NEW YORK (GenomeWeb) – Biocept reported after the close of the market on Thursday that its second quarter 2017 revenues climbed to $1.3 million, up 93 percent from $663,000 in Q2 2016 when including the conversion of accrual-based revenue recognition, and up 64 percent excluding the impact of the conversion.
The San Diego, California-based liquid biopsy firm also announced that it secured a $2.2 million investment from Ally Bridge LB Healthcare Master Fund, which it said would help it grow its business. The firm also plans to work with Ally Bridge to evaluate strategic opportunities in China.
"China is of great interest," Biocept CEO Michael Nall said during a conference call discussing Biocept's Q2 performance. One potential opportunity would be to partner with a Chinese company to develop in vitro diagnostic kits. The country has "an advanced diagnostics market and liquid biopsy is gaining traction."
In addition, there are more than 450,000 newly diagnosed cases of lung cancer in China every year, he said. Developing an IVD for the Chinese market would require partnering with a company there, he said, due to differences in the market that include not being able to send clinical samples outside of the country.
Biocept's Q2 2017 revenues included $1.2 million in commercial test revenues and $84,000 in development services test revenue.
Its net loss for the quarter was $5.7 million, or $.21 per share, up from $4.6 million, or $.60 per share, in Q2 2016.
The company processed 1,405 total samples, including both clinical and research samples, in Q2 2017, up 16 percent from the prior-year period of 1,212 samples. Of the total samples, 1,225 were billable in Q2 2017, 9 percent more than the 1,126 samples that were billable in the year-ago quarter.

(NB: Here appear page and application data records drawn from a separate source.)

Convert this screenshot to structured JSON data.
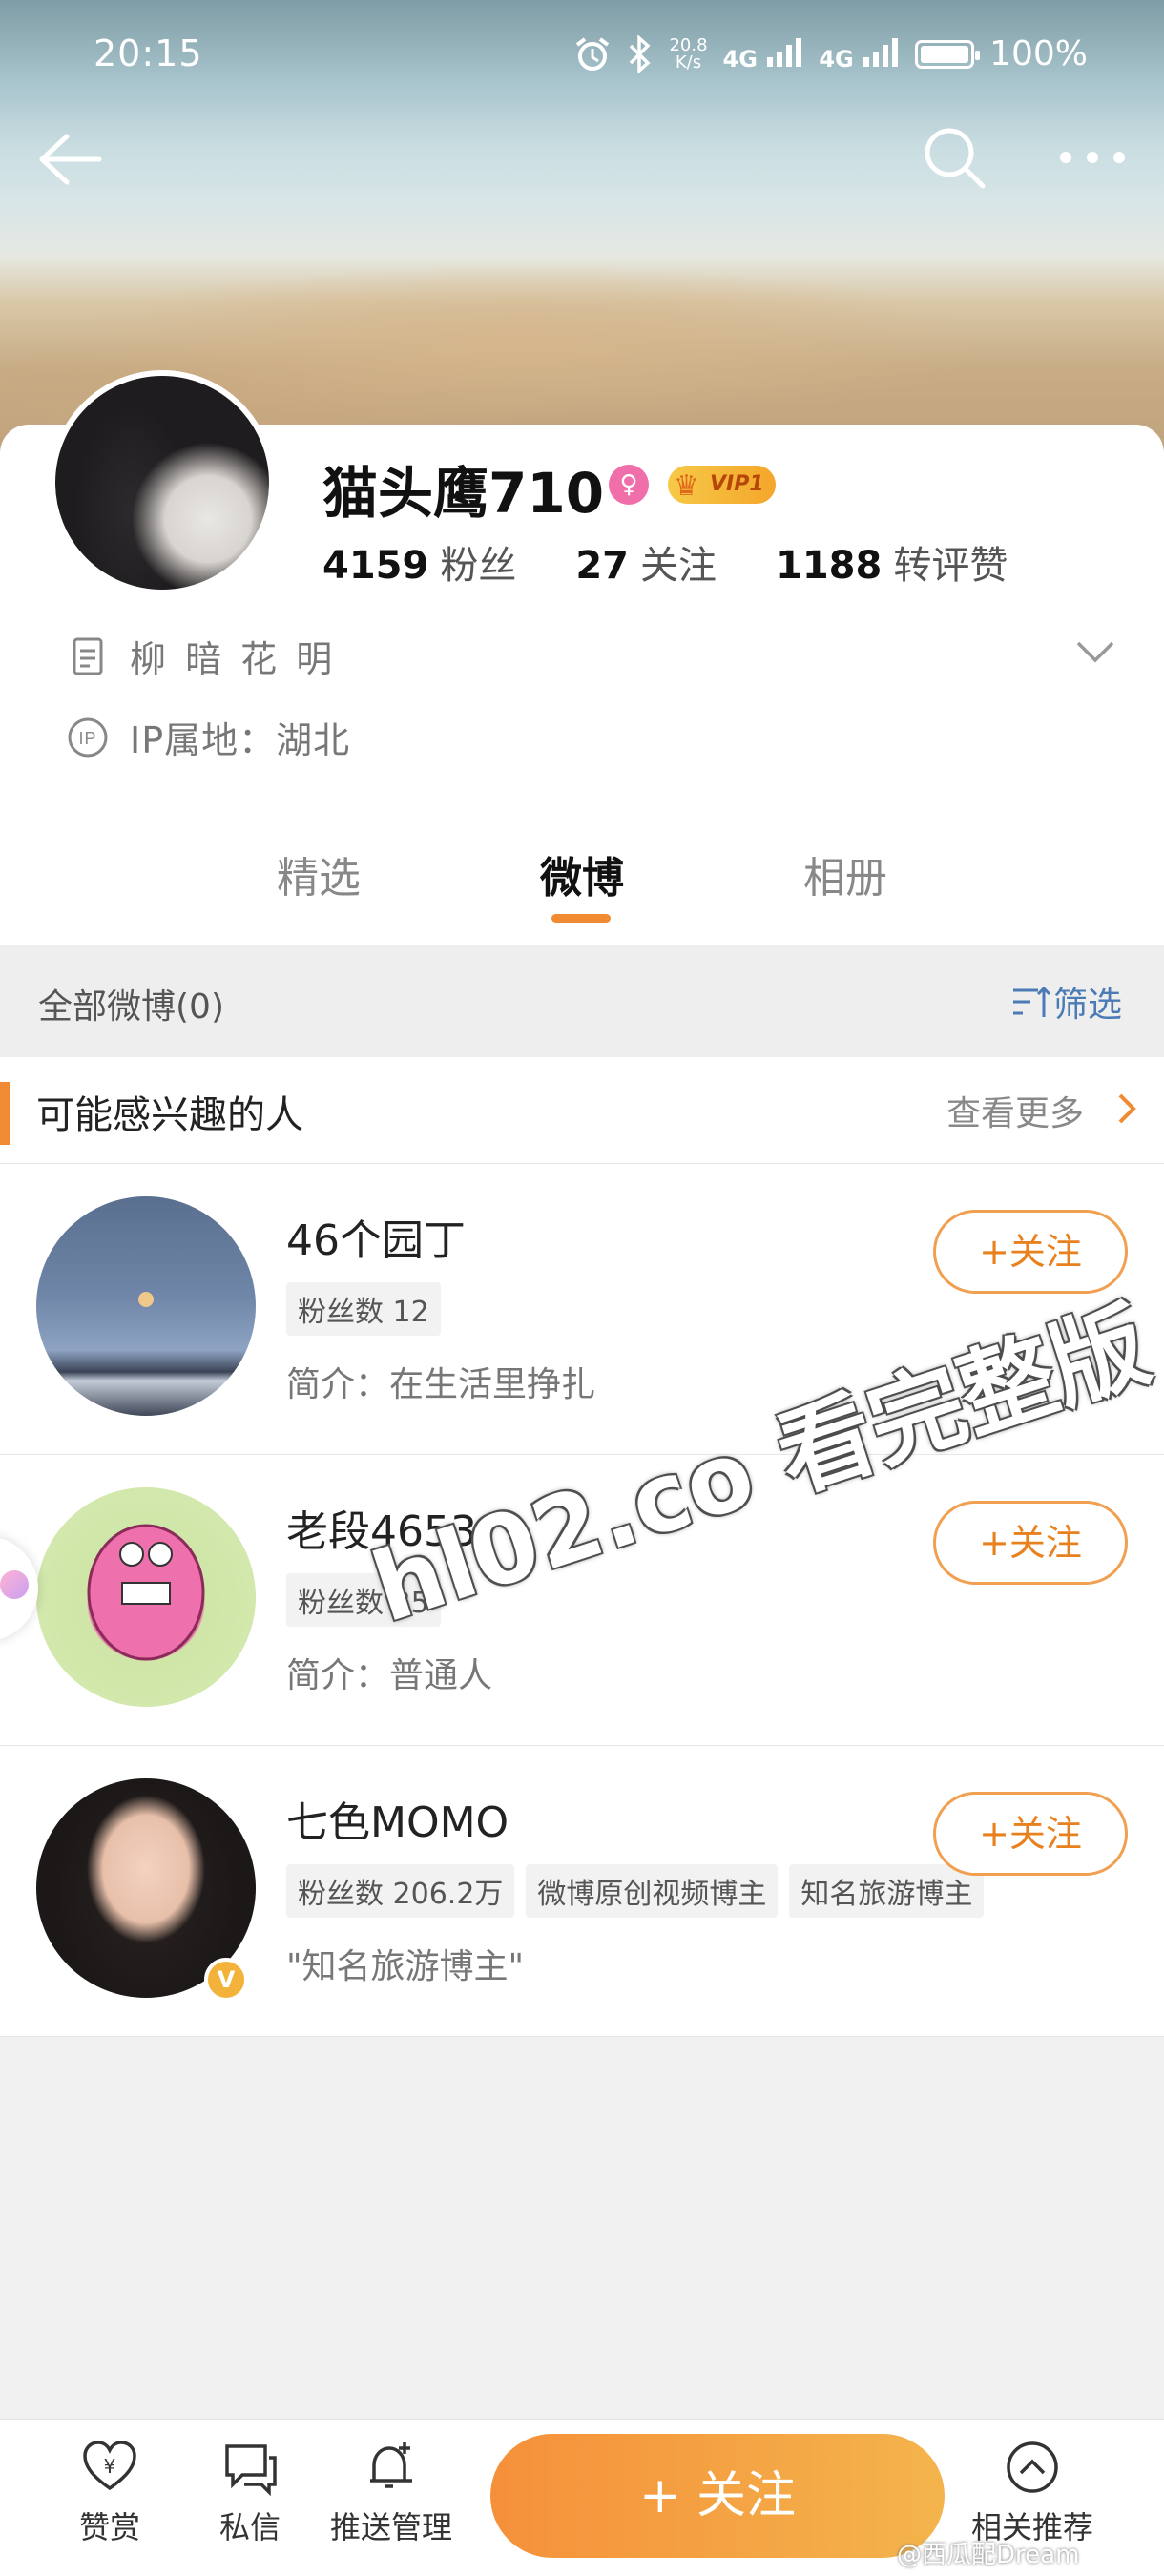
{
  "status": {
    "time": "20:15",
    "net_speed_top": "20.8",
    "net_speed_bottom": "K/s",
    "signal1": "4G",
    "signal2": "4G",
    "battery": "100%"
  },
  "profile": {
    "name": "猫头鹰710",
    "vip": "VIP1",
    "stats": [
      {
        "value": "4159",
        "label": "粉丝"
      },
      {
        "value": "27",
        "label": "关注"
      },
      {
        "value": "1188",
        "label": "转评赞"
      }
    ],
    "bio": "柳 暗 花 明",
    "ip_location": "IP属地：湖北"
  },
  "tabs": [
    "精选",
    "微博",
    "相册"
  ],
  "active_tab": "微博",
  "filter": {
    "all_posts": "全部微博(0)",
    "filter_label": "筛选"
  },
  "recommend": {
    "title": "可能感兴趣的人",
    "more": "查看更多",
    "follow_label": "+关注",
    "people": [
      {
        "name": "46个园丁",
        "tags": [
          "粉丝数 12"
        ],
        "desc": "简介：在生活里挣扎"
      },
      {
        "name": "老段4653",
        "tags": [
          "粉丝数 35"
        ],
        "desc": "简介：普通人"
      },
      {
        "name": "七色MOMO",
        "tags": [
          "粉丝数 206.2万",
          "微博原创视频博主",
          "知名旅游博主"
        ],
        "desc": "\"知名旅游博主\""
      }
    ]
  },
  "watermark": "hl02.co 看完整版",
  "bottom": {
    "reward": "赞赏",
    "message": "私信",
    "push": "推送管理",
    "follow": "+ 关注",
    "related": "相关推荐"
  },
  "credit": "@西瓜配Dream",
  "colors": {
    "accent": "#f08a33",
    "link_blue": "#4a7bb5",
    "vip_gold": "#f7c948"
  }
}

In a statement, Nall said that the increase in tests accessioned could be attributed in part to a marketing campaign that it launched at the American Society of Clinical Oncology meeting in June to "highlight the advantages of combining liquid biopsy and tissue biopsy for patients with metastatic non-small cell lung cancer."
In addition, Nall noted that the company has made progress in obtaining reimbursement from third-party health plans. During the quarter, Biocept entered into health plan contracts with Scripps and MediNcrease, he said. Other highlights in Q2 included the launch of a new liquid biopsy test for progesterone receptor as well as the issuance of a patent in the US and Japan for its core TargetSelector technology, he said.
Nall said during the call that the firm has seven objectives for the second half of 2017: increase the number of tests sold, reduce the cost per sample, expand its test menu, capitalize on its patents, forge collaborations with oncology institutions, increase the number of health plans that reimburse its tests, and launch a new initiative it calls TCPC for technical component and professional component.
Under the TCPC strategy, Biocept will run its tests in its own CLIA labs per usual, but for the circulating tumor cell analysis portion, it will send images of the cells to the pathologist for analysis. Such a plan would be attractive to pathologists because they can be reimbursed for the analysis portion, Nall said. He added that it is a common practice for tissue biopsies and could be amenable for liquid biopsies as well.
Biocept's R&D expenses were $841,991 in Q2 2017, up from $716,279 in Q2 2016, while SG&A expenses were $3.5 million, up from $2.8 million in Q2 2016.
Biocept ended the quarter with $10.0 million in cash.